◆ WHAT YOU WILL DO ◆
This task calls for copying each line below that contains "bowl".

◆ INPUT ◆
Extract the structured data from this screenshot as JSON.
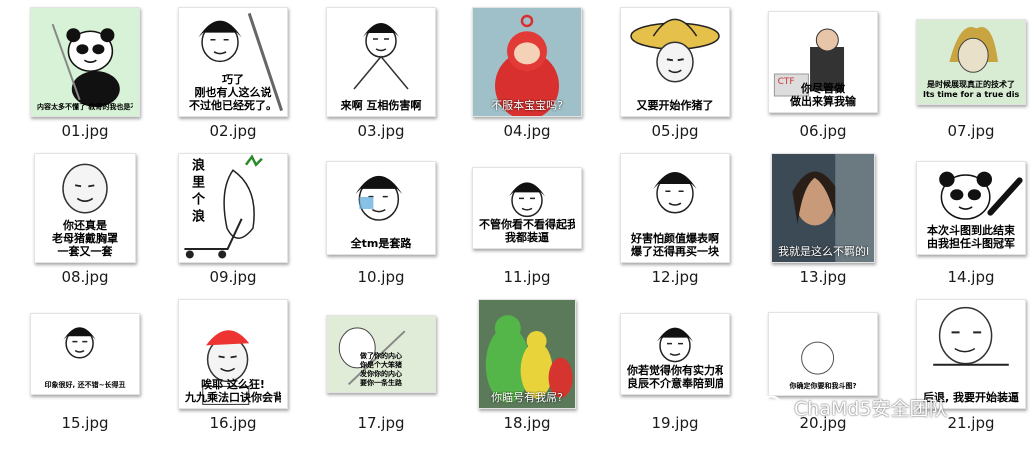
{
  "files": [
    {
      "name": "01.jpg",
      "caption": "内容太多不懂了 教寄的我也是不看不了 这一定要你在学你们",
      "bg": "#d7f2d6",
      "fig": "panda-sword",
      "cap_style": "small"
    },
    {
      "name": "02.jpg",
      "caption": "巧了\n刚也有人这么说\n不过他已经死了。",
      "bg": "#ffffff",
      "fig": "bowl-sword",
      "cap_style": "normal"
    },
    {
      "name": "03.jpg",
      "caption": "来啊 互相伤害啊",
      "bg": "#ffffff",
      "fig": "bowl-cape",
      "cap_style": "normal"
    },
    {
      "name": "04.jpg",
      "caption": "不服本宝宝吗?",
      "bg": "#b7cdd6",
      "fig": "teletubby-red",
      "cap_style": "light"
    },
    {
      "name": "05.jpg",
      "caption": "又要开始作猪了",
      "bg": "#ffffff",
      "fig": "strawhat",
      "cap_style": "normal"
    },
    {
      "name": "06.jpg",
      "caption": "你尽管做\n做出来算我输",
      "bg": "#ffffff",
      "fig": "businessman",
      "cap_style": "normal"
    },
    {
      "name": "07.jpg",
      "caption": "是时候展现真正的技术了\nIts time for a true display of skill",
      "bg": "#d8ecd4",
      "fig": "blondhair",
      "cap_style": "normal"
    },
    {
      "name": "08.jpg",
      "caption": "你还真是\n老母猪戴胸罩\n一套又一套",
      "bg": "#ffffff",
      "fig": "blob-face",
      "cap_style": "normal"
    },
    {
      "name": "09.jpg",
      "caption": "浪里个浪",
      "bg": "#ffffff",
      "fig": "radish-cart",
      "cap_style": "vertical"
    },
    {
      "name": "10.jpg",
      "caption": "全tm是套路",
      "bg": "#ffffff",
      "fig": "bowl-cry",
      "cap_style": "normal"
    },
    {
      "name": "11.jpg",
      "caption": "不管你看不看得起我\n我都装逼",
      "bg": "#ffffff",
      "fig": "bowl-peek",
      "cap_style": "normal"
    },
    {
      "name": "12.jpg",
      "caption": "好害怕颜值爆表啊\n爆了还得再买一块",
      "bg": "#ffffff",
      "fig": "bowl-smug",
      "cap_style": "normal"
    },
    {
      "name": "13.jpg",
      "caption": "我就是这么不羁的BOY",
      "bg": "#4a5a66",
      "fig": "photo-man",
      "cap_style": "light"
    },
    {
      "name": "14.jpg",
      "caption": "本次斗图到此结束\n由我担任斗图冠军",
      "bg": "#ffffff",
      "fig": "panda-point",
      "cap_style": "normal"
    },
    {
      "name": "15.jpg",
      "caption": "印象很好, 还不错~长得丑",
      "bg": "#ffffff",
      "fig": "bowl-sit",
      "cap_style": "small"
    },
    {
      "name": "16.jpg",
      "caption": "唉耶 这么狂!\n九九乘法口诀你会背吗?",
      "bg": "#ffffff",
      "fig": "kid-cap",
      "cap_style": "normal"
    },
    {
      "name": "17.jpg",
      "caption": "做了你的内心\n你是个大笨猪\n发你你的内心\n要你一条生路",
      "bg": "#e0ecd8",
      "fig": "egghead-sword",
      "cap_style": "small"
    },
    {
      "name": "18.jpg",
      "caption": "你瞄号有我屌?",
      "bg": "#6a8a6a",
      "fig": "teletubbies-group",
      "cap_style": "light"
    },
    {
      "name": "19.jpg",
      "caption": "你若觉得你有实力和我玩\n良辰不介意奉陪到底",
      "bg": "#ffffff",
      "fig": "bowl-bed",
      "cap_style": "normal"
    },
    {
      "name": "20.jpg",
      "caption": "你确定你要和我斗图?",
      "bg": "#ffffff",
      "fig": "small-face",
      "cap_style": "small"
    },
    {
      "name": "21.jpg",
      "caption": "后退, 我要开始装逼了",
      "bg": "#ffffff",
      "fig": "egghead-point",
      "cap_style": "normal"
    }
  ],
  "watermark": {
    "text": "ChaMd5安全团队",
    "icon": "wechat-icon"
  }
}
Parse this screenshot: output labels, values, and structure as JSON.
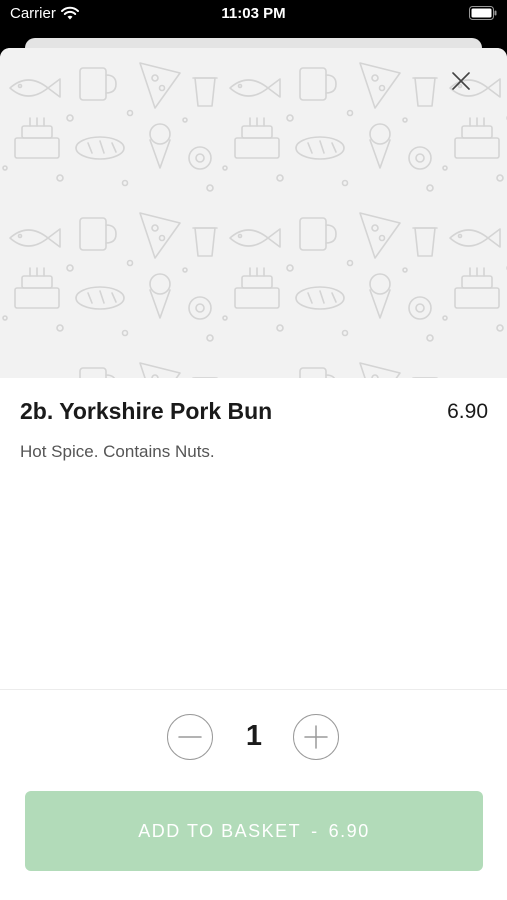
{
  "status_bar": {
    "carrier": "Carrier",
    "time": "11:03 PM",
    "wifi_icon": "wifi-icon",
    "battery_icon": "battery-icon"
  },
  "hero": {
    "pattern": "food-doodle-pattern",
    "close_icon": "close-icon"
  },
  "product": {
    "name": "2b. Yorkshire Pork Bun",
    "price": "6.90",
    "description": "Hot Spice. Contains Nuts."
  },
  "quantity": {
    "value": "1",
    "minus_icon": "minus-icon",
    "plus_icon": "plus-icon"
  },
  "add_to_basket": {
    "label": "ADD TO BASKET",
    "separator": "-",
    "price": "6.90"
  },
  "colors": {
    "accent": "#b2dbb9",
    "hero_background": "#f2f2f2",
    "doodle_stroke": "#d4d4d4"
  }
}
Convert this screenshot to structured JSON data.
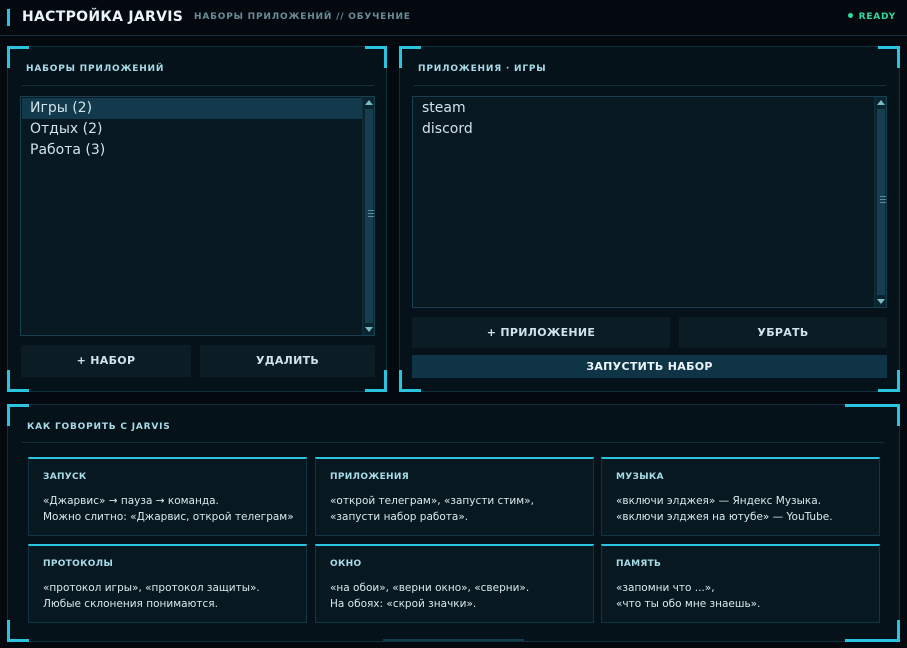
{
  "header": {
    "title": "НАСТРОЙКА JARVIS",
    "breadcrumb": "НАБОРЫ ПРИЛОЖЕНИЙ // ОБУЧЕНИЕ",
    "status": "READY"
  },
  "sets_panel": {
    "title": "НАБОРЫ ПРИЛОЖЕНИЙ",
    "items": [
      {
        "label": "Игры   (2)"
      },
      {
        "label": "Отдых   (2)"
      },
      {
        "label": "Работа   (3)"
      }
    ],
    "selected_index": 0,
    "add_button": "+ НАБОР",
    "delete_button": "УДАЛИТЬ"
  },
  "apps_panel": {
    "title": "ПРИЛОЖЕНИЯ · ИГРЫ",
    "items": [
      {
        "label": "steam"
      },
      {
        "label": "discord"
      }
    ],
    "add_button": "+ ПРИЛОЖЕНИЕ",
    "remove_button": "УБРАТЬ",
    "launch_button": "ЗАПУСТИТЬ НАБОР"
  },
  "guide": {
    "title": "КАК ГОВОРИТЬ С JARVIS",
    "cards": [
      {
        "title": "ЗАПУСК",
        "lines": [
          "«Джарвис» → пауза → команда.",
          "Можно слитно: «Джарвис, открой телеграм»"
        ]
      },
      {
        "title": "ПРИЛОЖЕНИЯ",
        "lines": [
          "«открой телеграм», «запусти стим»,",
          "«запусти набор работа»."
        ]
      },
      {
        "title": "МУЗЫКА",
        "lines": [
          "«включи элджея» — Яндекс Музыка.",
          "«включи элджея на ютубе» — YouTube."
        ]
      },
      {
        "title": "ПРОТОКОЛЫ",
        "lines": [
          "«протокол игры», «протокол защиты».",
          "Любые склонения понимаются."
        ]
      },
      {
        "title": "ОКНО",
        "lines": [
          "«на обои», «верни окно», «сверни».",
          "На обоях: «скрой значки»."
        ]
      },
      {
        "title": "ПАМЯТЬ",
        "lines": [
          "«запомни что ...»,",
          "«что ты обо мне знаешь»."
        ]
      }
    ]
  },
  "colors": {
    "accent": "#2bc4e0",
    "background": "#03090e",
    "panel": "#06121a",
    "status_ready": "#2fd9a0",
    "selection": "#123a4c"
  }
}
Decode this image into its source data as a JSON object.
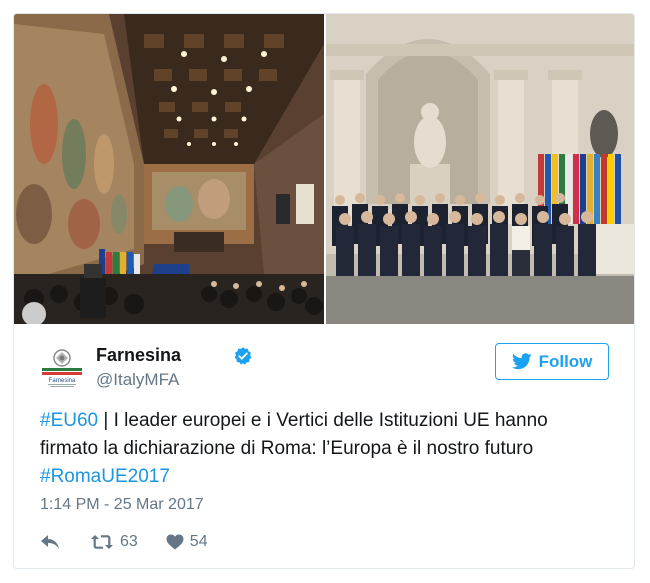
{
  "images": [
    {
      "icon": "photo-fresco-hall"
    },
    {
      "icon": "photo-group-leaders"
    }
  ],
  "author": {
    "name": "Farnesina",
    "handle": "@ItalyMFA",
    "avatar_icon": "farnesina-emblem-icon",
    "verified_icon": "verified-badge-icon"
  },
  "follow_label": "Follow",
  "tweet": {
    "hashtag_1": "#EU60",
    "sep": " | ",
    "body": "I leader europei e i Vertici delle Istituzioni UE hanno firmato la dichiarazione di Roma: l’Europa è il nostro futuro ",
    "hashtag_2": "#RomaUE2017"
  },
  "timestamp": "1:14 PM - 25 Mar 2017",
  "actions": {
    "retweet_count": "63",
    "like_count": "54"
  },
  "colors": {
    "link": "#1b95e0",
    "follow": "#1da1f2",
    "meta": "#657786",
    "verified": "#1da1f2"
  }
}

◆ COMPLETED TASK ◆
      "fig": "bowl-sword",
      "fig": "bowl-cape",
      "fig": "bowl-cry",
      "fig": "bowl-peek",
      "fig": "bowl-smug",
      "fig": "bowl-sit",
      "fig": "bowl-bed",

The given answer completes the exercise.